The pandemic has shifted socializing to the digital arena and by the looks of it, the trend is here to stay. In this scenario, it is important that students maintain social contact with their peers, and for this purpose, it is a good idea to set a designated time each day for a virtual playtime session.
In these sessions, children can perform group activities like guessing games or dancing sessions which will help them sustain and develop social skills and have verbal interactions with their same-age counterparts.
5. The Conversation starters
This is an activity that must be played in a team by middle school students so that they can derive the maximum possible benefit from it. The simple rule of the game is that the student or the child will be given a topic or a word, and they need to start a conversation or a dialogue about the topic or the word given.
We cannot emphasize enough what wonders this game could do to the child’s overall social and behavioral development. Firstly, it helps students overcome their fear of speaking, making them more confident as adults.
Moreover, since this game is about speaking on a given topic in front of the whole group, the shyness and the hitch that the child has at first diminishes slowly. Ultimately, the social skill of being friendly, conversational, and confident is achieved. Through this activity, children also learn how to lead a conversation in a dignified and empathetic manner.
6. Simon Says
Self-control is an essential social skill. Children with a lack of self-control mostly portray the same habits during their adult life. This game helps the student listen and copy the movements of their peers and follow instructions. This activity helps the children in many great ways as they are made to follow the rules throughout the game.

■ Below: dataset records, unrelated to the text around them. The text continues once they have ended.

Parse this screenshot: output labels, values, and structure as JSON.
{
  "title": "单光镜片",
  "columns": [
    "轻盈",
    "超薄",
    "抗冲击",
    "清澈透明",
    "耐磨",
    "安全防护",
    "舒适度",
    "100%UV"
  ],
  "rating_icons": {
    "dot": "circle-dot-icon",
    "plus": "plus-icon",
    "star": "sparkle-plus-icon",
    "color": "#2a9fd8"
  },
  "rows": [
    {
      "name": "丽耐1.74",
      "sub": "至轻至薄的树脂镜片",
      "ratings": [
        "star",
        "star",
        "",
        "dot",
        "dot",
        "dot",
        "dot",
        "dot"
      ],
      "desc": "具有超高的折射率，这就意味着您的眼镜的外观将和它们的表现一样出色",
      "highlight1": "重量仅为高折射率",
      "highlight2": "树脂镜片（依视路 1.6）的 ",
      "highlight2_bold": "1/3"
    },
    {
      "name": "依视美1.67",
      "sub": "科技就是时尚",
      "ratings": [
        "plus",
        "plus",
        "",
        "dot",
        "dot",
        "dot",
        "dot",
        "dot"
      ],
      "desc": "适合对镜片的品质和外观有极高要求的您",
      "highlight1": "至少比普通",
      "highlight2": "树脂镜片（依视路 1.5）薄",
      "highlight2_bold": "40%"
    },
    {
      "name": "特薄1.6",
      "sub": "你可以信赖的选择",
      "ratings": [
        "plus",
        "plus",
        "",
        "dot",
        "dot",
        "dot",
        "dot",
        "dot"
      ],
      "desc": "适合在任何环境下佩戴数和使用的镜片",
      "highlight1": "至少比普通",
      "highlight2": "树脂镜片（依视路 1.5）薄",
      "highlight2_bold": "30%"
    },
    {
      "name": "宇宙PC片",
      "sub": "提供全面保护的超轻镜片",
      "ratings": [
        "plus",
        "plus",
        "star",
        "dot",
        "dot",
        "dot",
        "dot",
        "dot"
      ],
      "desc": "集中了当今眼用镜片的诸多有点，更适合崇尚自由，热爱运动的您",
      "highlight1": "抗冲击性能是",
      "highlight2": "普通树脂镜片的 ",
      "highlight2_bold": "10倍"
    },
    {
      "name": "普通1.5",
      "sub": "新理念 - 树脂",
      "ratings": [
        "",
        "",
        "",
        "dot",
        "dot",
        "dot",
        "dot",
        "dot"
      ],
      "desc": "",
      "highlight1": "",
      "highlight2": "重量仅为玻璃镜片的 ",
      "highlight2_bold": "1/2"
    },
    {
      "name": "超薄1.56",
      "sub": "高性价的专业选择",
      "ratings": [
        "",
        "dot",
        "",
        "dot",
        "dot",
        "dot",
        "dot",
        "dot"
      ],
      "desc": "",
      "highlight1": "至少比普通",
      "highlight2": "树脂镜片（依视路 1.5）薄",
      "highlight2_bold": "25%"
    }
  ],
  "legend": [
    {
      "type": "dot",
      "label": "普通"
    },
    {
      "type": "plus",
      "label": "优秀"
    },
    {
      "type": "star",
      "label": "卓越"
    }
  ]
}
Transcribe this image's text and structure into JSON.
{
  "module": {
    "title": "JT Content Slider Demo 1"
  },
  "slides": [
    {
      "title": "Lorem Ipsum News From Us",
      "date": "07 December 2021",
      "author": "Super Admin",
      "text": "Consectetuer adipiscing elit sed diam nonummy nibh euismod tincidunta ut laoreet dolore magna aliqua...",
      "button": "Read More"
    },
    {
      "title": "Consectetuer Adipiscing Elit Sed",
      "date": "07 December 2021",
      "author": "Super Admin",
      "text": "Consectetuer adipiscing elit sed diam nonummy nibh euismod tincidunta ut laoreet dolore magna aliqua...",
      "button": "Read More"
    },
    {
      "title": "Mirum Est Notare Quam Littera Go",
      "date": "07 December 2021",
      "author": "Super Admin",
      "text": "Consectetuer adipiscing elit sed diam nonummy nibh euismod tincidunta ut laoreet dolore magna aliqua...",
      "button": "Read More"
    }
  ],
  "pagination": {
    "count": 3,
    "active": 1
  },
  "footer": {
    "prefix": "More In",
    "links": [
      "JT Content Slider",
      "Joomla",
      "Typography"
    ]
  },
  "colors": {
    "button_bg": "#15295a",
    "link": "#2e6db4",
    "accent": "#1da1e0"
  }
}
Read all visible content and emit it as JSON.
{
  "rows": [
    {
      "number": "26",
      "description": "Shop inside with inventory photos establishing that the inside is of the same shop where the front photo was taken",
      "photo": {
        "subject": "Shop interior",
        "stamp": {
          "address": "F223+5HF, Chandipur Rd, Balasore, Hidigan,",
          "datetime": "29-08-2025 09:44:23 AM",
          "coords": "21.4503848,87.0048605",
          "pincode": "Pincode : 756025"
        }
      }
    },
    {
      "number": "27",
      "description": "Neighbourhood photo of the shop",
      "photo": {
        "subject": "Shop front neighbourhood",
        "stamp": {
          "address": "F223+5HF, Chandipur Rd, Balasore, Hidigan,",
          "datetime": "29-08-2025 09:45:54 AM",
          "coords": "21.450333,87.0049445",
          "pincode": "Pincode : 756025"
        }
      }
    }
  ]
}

7. Gauge the Facial Expressions
Games that demand children to read and understand the facial expressions of others have a great effect on them, as they are made to interpret the expressions of their peers. This way, they learn to be more expressive and also develop a habit of reading the expressions of other students, which makes them more empathetic and helpful toward each other in the long run.
Games can play a significant role in the lives of middle school students by enriching their social skill set without consciously pressurizing them to fit into a stereotypical mold that hampers their individualistic expression and growth.
These social skills set thus act as safety nets on their rendezvous with tough and awkward situations which they are bound to encounter both in their personal and professional lives when they become adults. It helps them bounce back with a zealous spirit and determined demeanor.
- Mari-Anne Sørlie, Kristine Amlund Hagen & Kristin Berg Nordahl (2021) Development of social skills during middle childhood: Growth trajectories and school-related predictors, International Journal of School & Educational Psychology, 9:sup1, S69-S87, DOI: 10.1080/21683603.2020.1744492
An engineer, Maths expert, Online Tutor and animal rights activist. In more than 5+ years of my online teaching experience, I closely worked with many students struggling with dyscalculia and dyslexia. With the years passing, I learned that not much effort being put into the awareness of this learning disorder. Students with dyscalculia often misunderstood for having just a simple math fear. This is still an underresearched and understudied subject. I am also the founder of Smartynote -‘The notepad app for dyslexia’,